(MATERIAL SUPPLIED)

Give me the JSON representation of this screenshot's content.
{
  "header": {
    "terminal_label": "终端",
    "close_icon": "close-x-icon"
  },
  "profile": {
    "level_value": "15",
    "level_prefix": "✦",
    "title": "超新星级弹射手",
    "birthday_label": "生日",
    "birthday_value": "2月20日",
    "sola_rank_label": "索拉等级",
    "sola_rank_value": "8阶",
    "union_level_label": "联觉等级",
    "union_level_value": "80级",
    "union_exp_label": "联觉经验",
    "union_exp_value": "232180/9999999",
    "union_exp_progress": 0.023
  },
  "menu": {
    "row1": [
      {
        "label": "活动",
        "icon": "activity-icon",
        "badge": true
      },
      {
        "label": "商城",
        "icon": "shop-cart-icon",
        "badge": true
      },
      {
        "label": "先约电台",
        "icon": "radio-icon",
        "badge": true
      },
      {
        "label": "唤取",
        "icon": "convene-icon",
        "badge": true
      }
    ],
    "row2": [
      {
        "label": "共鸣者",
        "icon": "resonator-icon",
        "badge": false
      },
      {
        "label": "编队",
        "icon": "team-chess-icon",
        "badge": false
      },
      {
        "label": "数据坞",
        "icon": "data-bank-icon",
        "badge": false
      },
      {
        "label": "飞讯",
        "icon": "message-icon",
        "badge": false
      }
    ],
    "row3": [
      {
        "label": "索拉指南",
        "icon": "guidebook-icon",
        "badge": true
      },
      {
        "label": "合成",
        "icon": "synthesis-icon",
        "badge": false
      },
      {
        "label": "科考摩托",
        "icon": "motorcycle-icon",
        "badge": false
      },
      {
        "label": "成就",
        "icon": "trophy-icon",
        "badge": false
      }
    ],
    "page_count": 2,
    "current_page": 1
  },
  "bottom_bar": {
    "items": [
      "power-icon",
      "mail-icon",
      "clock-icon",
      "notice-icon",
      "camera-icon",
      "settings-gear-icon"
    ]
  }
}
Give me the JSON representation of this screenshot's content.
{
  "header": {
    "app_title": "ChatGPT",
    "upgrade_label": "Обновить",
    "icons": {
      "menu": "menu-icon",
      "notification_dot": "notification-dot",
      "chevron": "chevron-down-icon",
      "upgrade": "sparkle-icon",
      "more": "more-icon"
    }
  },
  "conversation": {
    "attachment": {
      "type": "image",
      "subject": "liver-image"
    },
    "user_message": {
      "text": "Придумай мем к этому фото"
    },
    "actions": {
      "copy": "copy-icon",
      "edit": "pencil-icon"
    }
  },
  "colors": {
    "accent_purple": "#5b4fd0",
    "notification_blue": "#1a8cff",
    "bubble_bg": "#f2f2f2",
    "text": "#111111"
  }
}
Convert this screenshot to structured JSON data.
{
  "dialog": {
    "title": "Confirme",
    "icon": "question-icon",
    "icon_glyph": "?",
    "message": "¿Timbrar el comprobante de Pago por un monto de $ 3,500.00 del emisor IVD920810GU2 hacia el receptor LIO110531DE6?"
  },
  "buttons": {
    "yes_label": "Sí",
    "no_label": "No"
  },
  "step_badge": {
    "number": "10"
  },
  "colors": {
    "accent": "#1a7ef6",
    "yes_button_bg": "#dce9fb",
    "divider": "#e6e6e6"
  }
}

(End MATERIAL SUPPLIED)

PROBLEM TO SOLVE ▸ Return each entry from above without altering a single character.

SOLUTION TO THE EXERCISE ▸
Give me the JSON representation of this screenshot's content.
{
  "header": {
    "terminal_label": "终端",
    "close_icon": "close-x-icon"
  },
  "profile": {
    "level_value": "15",
    "level_prefix": "✦",
    "title": "超新星级弹射手",
    "birthday_label": "生日",
    "birthday_value": "2月20日",
    "sola_rank_label": "索拉等级",
    "sola_rank_value": "8阶",
    "union_level_label": "联觉等级",
    "union_level_value": "80级",
    "union_exp_label": "联觉经验",
    "union_exp_value": "232180/9999999",
    "union_exp_progress": 0.023
  },
  "menu": {
    "row1": [
      {
        "label": "活动",
        "icon": "activity-icon",
        "badge": true
      },
      {
        "label": "商城",
        "icon": "shop-cart-icon",
        "badge": true
      },
      {
        "label": "先约电台",
        "icon": "radio-icon",
        "badge": true
      },
      {
        "label": "唤取",
        "icon": "convene-icon",
        "badge": true
      }
    ],
    "row2": [
      {
        "label": "共鸣者",
        "icon": "resonator-icon",
        "badge": false
      },
      {
        "label": "编队",
        "icon": "team-chess-icon",
        "badge": false
      },
      {
        "label": "数据坞",
        "icon": "data-bank-icon",
        "badge": false
      },
      {
        "label": "飞讯",
        "icon": "message-icon",
        "badge": false
      }
    ],
    "row3": [
      {
        "label": "索拉指南",
        "icon": "guidebook-icon",
        "badge": true
      },
      {
        "label": "合成",
        "icon": "synthesis-icon",
        "badge": false
      },
      {
        "label": "科考摩托",
        "icon": "motorcycle-icon",
        "badge": false
      },
      {
        "label": "成就",
        "icon": "trophy-icon",
        "badge": false
      }
    ],
    "page_count": 2,
    "current_page": 1
  },
  "bottom_bar": {
    "items": [
      "power-icon",
      "mail-icon",
      "clock-icon",
      "notice-icon",
      "camera-icon",
      "settings-gear-icon"
    ]
  }
}
Give me the JSON representation of this screenshot's content.
{
  "header": {
    "app_title": "ChatGPT",
    "upgrade_label": "Обновить",
    "icons": {
      "menu": "menu-icon",
      "notification_dot": "notification-dot",
      "chevron": "chevron-down-icon",
      "upgrade": "sparkle-icon",
      "more": "more-icon"
    }
  },
  "conversation": {
    "attachment": {
      "type": "image",
      "subject": "liver-image"
    },
    "user_message": {
      "text": "Придумай мем к этому фото"
    },
    "actions": {
      "copy": "copy-icon",
      "edit": "pencil-icon"
    }
  },
  "colors": {
    "accent_purple": "#5b4fd0",
    "notification_blue": "#1a8cff",
    "bubble_bg": "#f2f2f2",
    "text": "#111111"
  }
}
Convert this screenshot to structured JSON data.
{
  "dialog": {
    "title": "Confirme",
    "icon": "question-icon",
    "icon_glyph": "?",
    "message": "¿Timbrar el comprobante de Pago por un monto de $ 3,500.00 del emisor IVD920810GU2 hacia el receptor LIO110531DE6?"
  },
  "buttons": {
    "yes_label": "Sí",
    "no_label": "No"
  },
  "step_badge": {
    "number": "10"
  },
  "colors": {
    "accent": "#1a7ef6",
    "yes_button_bg": "#dce9fb",
    "divider": "#e6e6e6"
  }
}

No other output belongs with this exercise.